Go over the entries below line by line, copying each one that contains the word "true".

· · ·

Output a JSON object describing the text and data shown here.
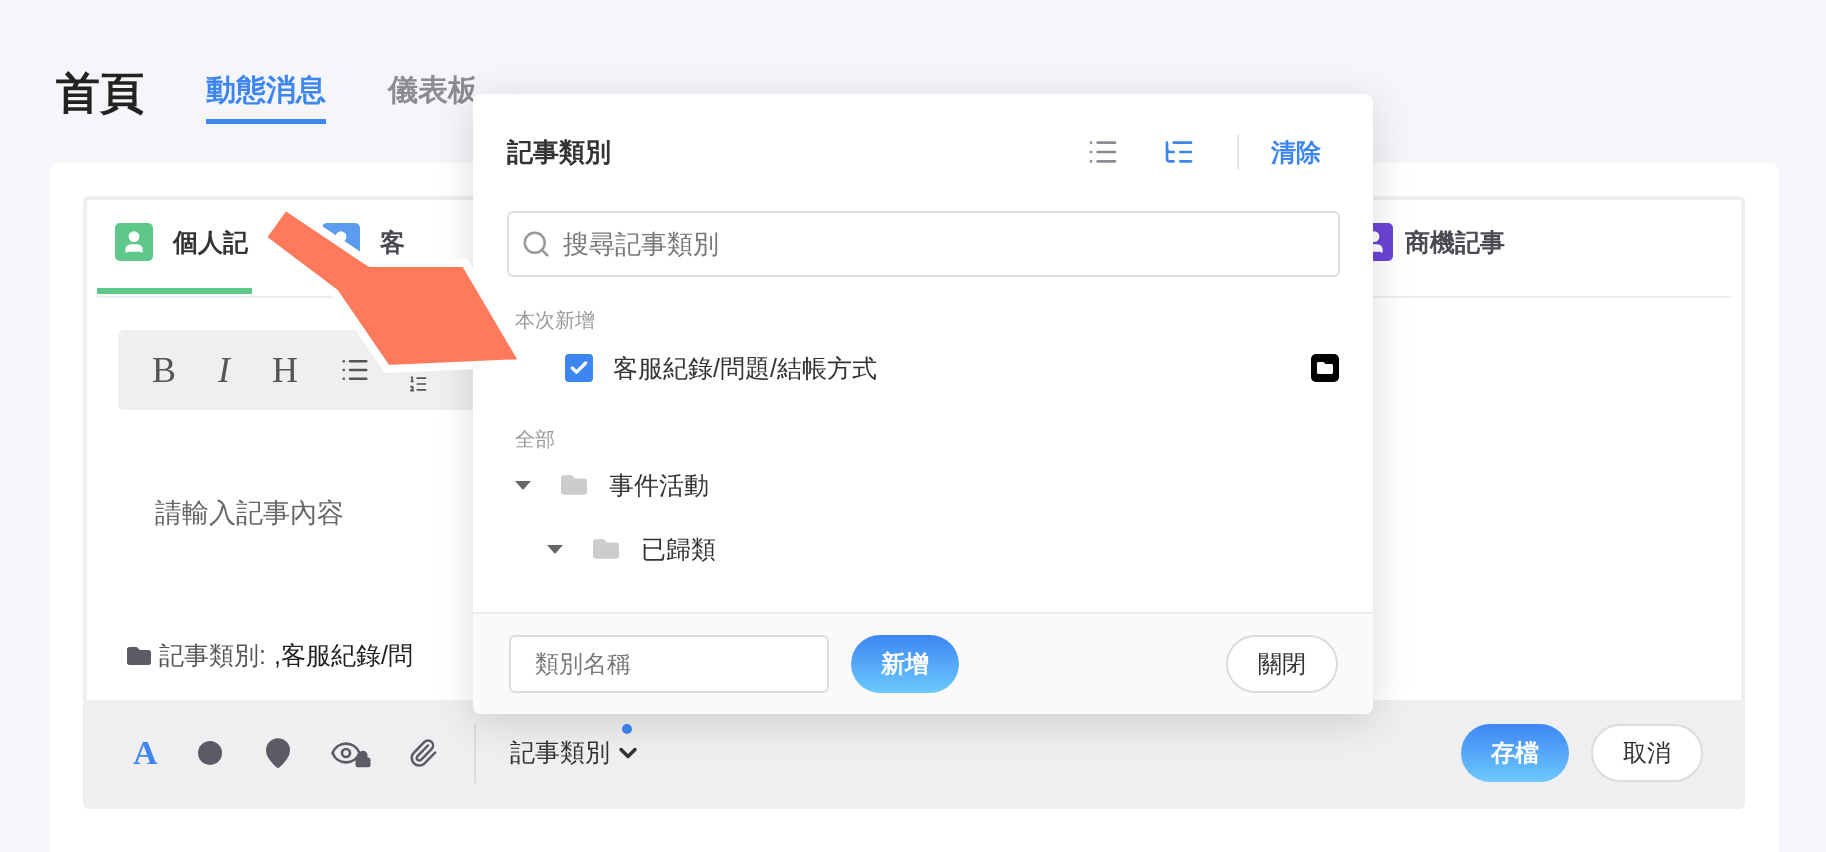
{
  "page": {
    "title": "首頁"
  },
  "nav_tabs": [
    {
      "label": "動態消息",
      "selected": true
    },
    {
      "label": "儀表板",
      "selected": false
    }
  ],
  "note_tabs": [
    {
      "label": "個人記",
      "color": "#5ec78a",
      "selected": true
    },
    {
      "label": "客",
      "color": "#5b9cf0",
      "selected": false
    },
    {
      "label": "商機記事",
      "color": "#6b45d6",
      "selected": false
    }
  ],
  "format_toolbar": [
    "B",
    "I",
    "H"
  ],
  "editor": {
    "placeholder": "請輸入記事內容",
    "category_label": "記事類別:",
    "category_value": ",客服紀錄/問"
  },
  "bottom_bar": {
    "font_color": "A",
    "category_button": "記事類別",
    "has_update": true,
    "buttons": [
      {
        "label": "存檔",
        "kind": "primary"
      },
      {
        "label": "取消",
        "kind": "secondary"
      }
    ]
  },
  "popup": {
    "title": "記事類別",
    "view_modes": [
      {
        "kind": "list",
        "selected": false
      },
      {
        "kind": "tree",
        "selected": true
      }
    ],
    "clear": "清除",
    "search": {
      "placeholder": "搜尋記事類別"
    },
    "recent": {
      "heading": "本次新增",
      "items": [
        {
          "label": "客服紀錄/問題/結帳方式",
          "checked": true
        }
      ]
    },
    "all": {
      "heading": "全部",
      "tree": [
        {
          "label": "事件活動",
          "expanded": true,
          "children": [
            {
              "label": "已歸類",
              "expanded": true
            }
          ]
        }
      ]
    },
    "footer": {
      "name_field": {
        "placeholder": "類別名稱"
      },
      "add": "新增",
      "close": "關閉"
    }
  }
}
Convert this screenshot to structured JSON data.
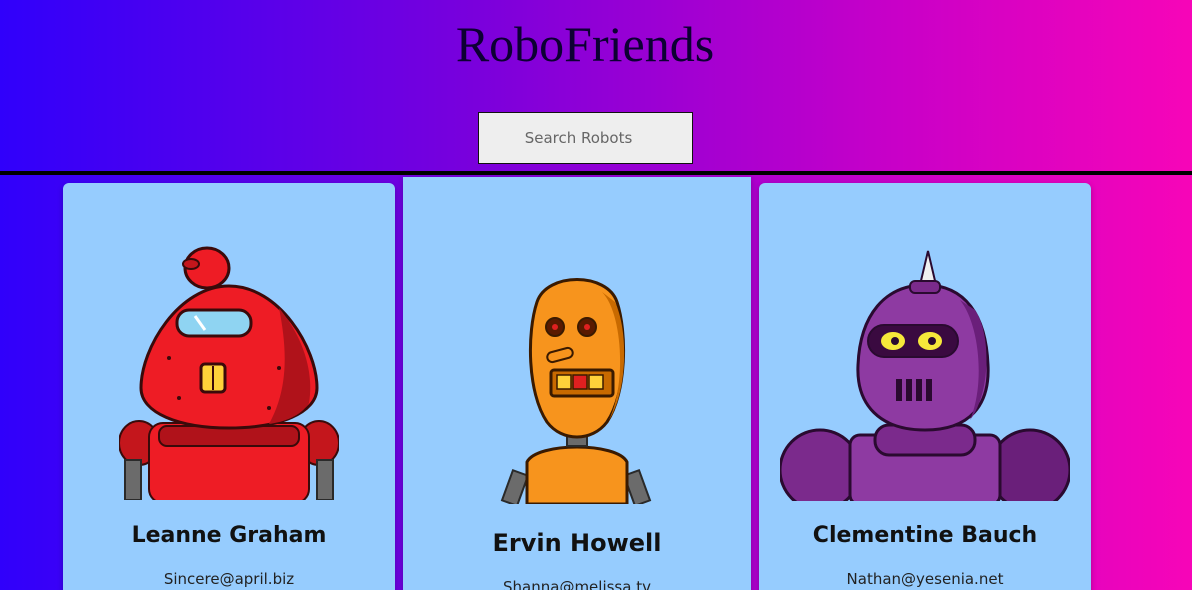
{
  "app": {
    "title": "RoboFriends"
  },
  "search": {
    "placeholder": "Search Robots"
  },
  "robots": [
    {
      "name": "Leanne Graham",
      "email": "Sincere@april.biz",
      "avatar_icon": "red-robot-icon"
    },
    {
      "name": "Ervin Howell",
      "email": "Shanna@melissa.tv",
      "avatar_icon": "orange-robot-icon"
    },
    {
      "name": "Clementine Bauch",
      "email": "Nathan@yesenia.net",
      "avatar_icon": "purple-robot-icon"
    }
  ],
  "colors": {
    "gradient_start": "#3000fb",
    "gradient_end": "#f705b8",
    "card_background": "#96ccfe",
    "divider": "#000000"
  }
}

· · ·

Result for this exercise —
      "selected": true
      "selected": true
    "has_update": true,
        "selected": true
          "checked": true
          "expanded": true,
              "expanded": true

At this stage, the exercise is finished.